We’ve been going through an old list of questions and answers contained in the Westminster Larger Catechism published in 1648. In particular we’ve been looking at how Christ was exalted. We’ve seen that he was exalted by his resurrection and ascension into heaven. Last week we also saw that Christ was exalted by his sitting in God’s presence. This week I want to show that Jesus is exalted by sitting at the right hand of God.
If you are allowed into the presence of someone important, you are exalted. But your exaltation also depends on what you are allowed to do in their presence. If you are invited to take a seat, it signifies further favour. If you are allowed to sit near them it means you have been shown even more favour. So what is Jesus allowed to do in God’s presence? Jesus is allowed to sit at God’s right hand. But what does that mean? It shows that Christ is in the greatest of all positions of favour.
Throughout the Bible, the right hand of someone is often seen as their instrument for conveying favour. For example, when Joseph’s sons are blessed by Israel (their grandfather), we read: ‘Now Israel’s eyes were failing because of old age, and he could hardly see. So Joseph brought his sons close to him, and his father kissed them and embraced them. Israel said to Joseph, “I never expected to see your face again, and now God has allowed me to see your children too.” Then Joseph removed them from Israel’s knees and bowed down with his face to the ground. And Joseph took both of them, Ephraim on his right toward Israel’s left hand and Manasseh on his left toward Israel’s right hand, and brought them close to him. But Israel reached out his right hand and put it on Ephraim’s head, though he was the younger, and crossing his arms, he put his left hand on Manasseh’s head, even though Manasseh was the firstborn. Then he blessed Joseph and said, “May the God before whom my fathers Abraham and Isaac walked, the God who has been my shepherd all my life to this day, the Angel who has delivered me from all harm–may he bless these boys. May they be called by my name and the names of my fathers Abraham and Isaac, and may they increase greatly upon the earth.” When Joseph saw his father placing his right hand on Ephraim’s head he was displeased; so he took hold of his father’s hand to move it from Ephraim’s head to Manasseh’s head. Joseph said to him, “No, my father, this one is the firstborn; put your right hand on his head.” But his father refused and said, “I know, my son, I know. He too will become a people, and he too will become great. Nevertheless, his younger brother will be greater than he, and his descendants will become a group of nations”‘ (Genesis 48:10-19).

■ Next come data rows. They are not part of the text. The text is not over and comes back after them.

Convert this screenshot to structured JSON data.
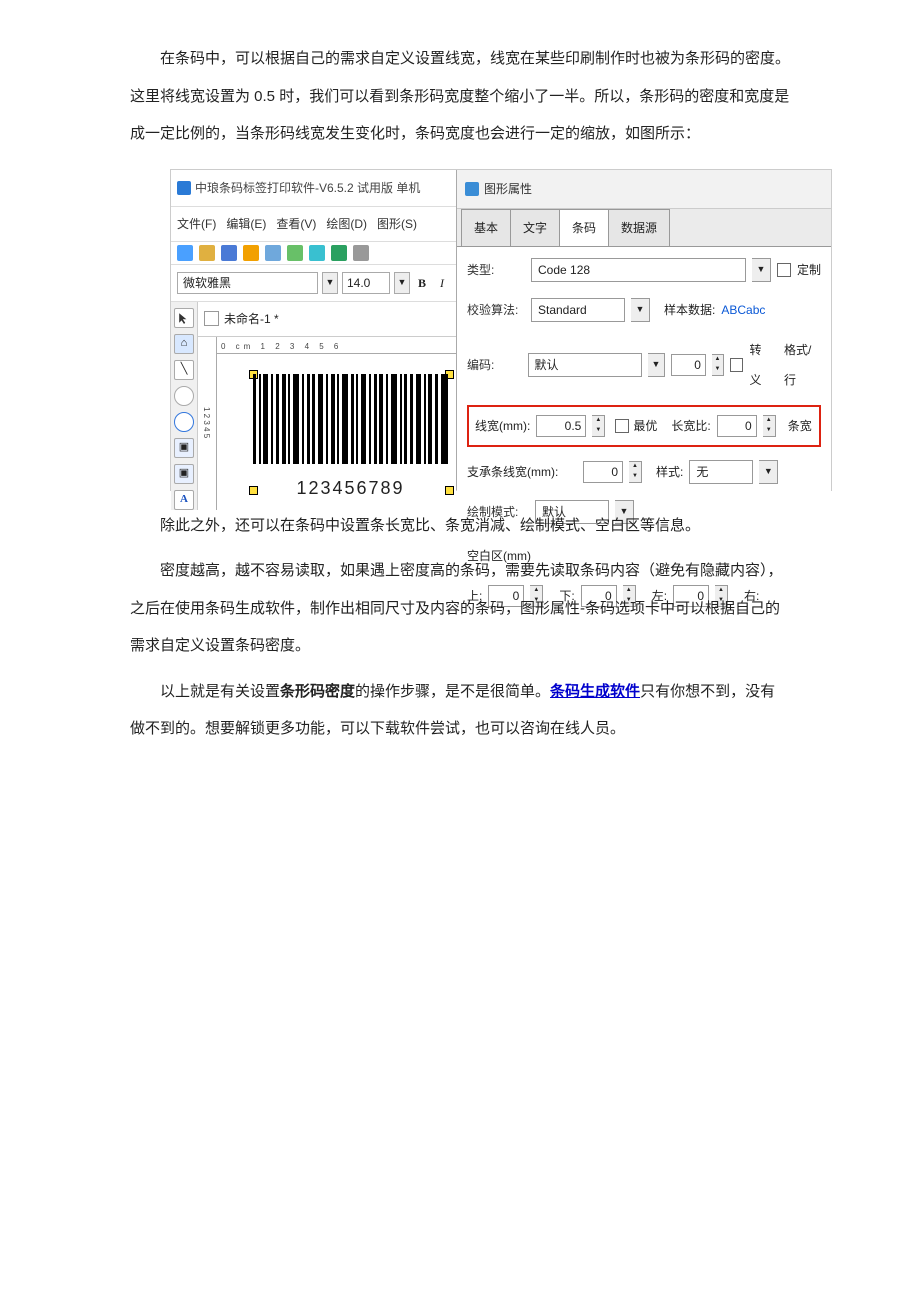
{
  "paragraphs": {
    "p1": "在条码中，可以根据自己的需求自定义设置线宽，线宽在某些印刷制作时也被为条形码的密度。这里将线宽设置为 0.5 时，我们可以看到条形码宽度整个缩小了一半。所以，条形码的密度和宽度是成一定比例的，当条形码线宽发生变化时，条码宽度也会进行一定的缩放，如图所示：",
    "p2": "除此之外，还可以在条码中设置条长宽比、条宽消减、绘制模式、空白区等信息。",
    "p3": "密度越高，越不容易读取，如果遇上密度高的条码，需要先读取条码内容（避免有隐藏内容），之后在使用条码生成软件，制作出相同尺寸及内容的条码，图形属性-条码选项卡中可以根据自己的需求自定义设置条码密度。",
    "p4a": "以上就是有关设置",
    "p4b": "条形码密度",
    "p4c": "的操作步骤，是不是很简单。",
    "p4link": "条码生成软件",
    "p4d": "只有你想不到，没有做不到的。想要解锁更多功能，可以下载软件尝试，也可以咨询在线人员。"
  },
  "app": {
    "title": "中琅条码标签打印软件-V6.5.2 试用版 单机",
    "menus": {
      "file": "文件(F)",
      "edit": "编辑(E)",
      "view": "查看(V)",
      "draw": "绘图(D)",
      "shape": "图形(S)"
    },
    "font_name": "微软雅黑",
    "font_size": "14.0",
    "doc_tab": "未命名-1 *",
    "hruler": "0 cm 1  2  3  4  5  6",
    "barcode_number": "123456789"
  },
  "props": {
    "panel_title": "图形属性",
    "tabs": {
      "basic": "基本",
      "text": "文字",
      "barcode": "条码",
      "datasource": "数据源"
    },
    "labels": {
      "type": "类型:",
      "custom": "定制",
      "checksum": "校验算法:",
      "sample": "样本数据:",
      "encoding": "编码:",
      "escape": "转义",
      "format": "格式/行",
      "linewidth": "线宽(mm):",
      "best": "最优",
      "ratio": "长宽比:",
      "barwidth": "条宽",
      "bearer": "支承条线宽(mm):",
      "style": "样式:",
      "drawmode": "绘制模式:",
      "margins": "空白区(mm)",
      "top": "上:",
      "bottom": "下:",
      "left": "左:",
      "right": "右:"
    },
    "values": {
      "type": "Code 128",
      "checksum": "Standard",
      "sample_data": "ABCabc",
      "encoding": "默认",
      "enc_spin": "0",
      "linewidth": "0.5",
      "ratio": "0",
      "bearer": "0",
      "style": "无",
      "drawmode": "默认",
      "m_top": "0",
      "m_bottom": "0",
      "m_left": "0"
    }
  }
}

This text illustrates the significance of Christ’s exaltation to the right hand of God – the Bible could not describe Jesus in any greater place. Jesus has been given the highest of all favour by God the Father.

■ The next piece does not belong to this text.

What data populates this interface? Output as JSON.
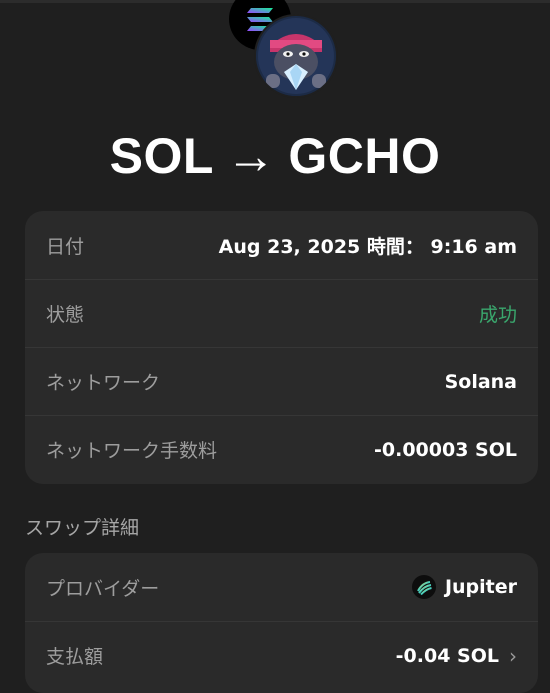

So what are you going to do about the news that the Christ has been exalted to the right hand of God? If God has shown him all favour then, you should too. And such favour begins by repenting of your sins and trusting that he died for you. So will you?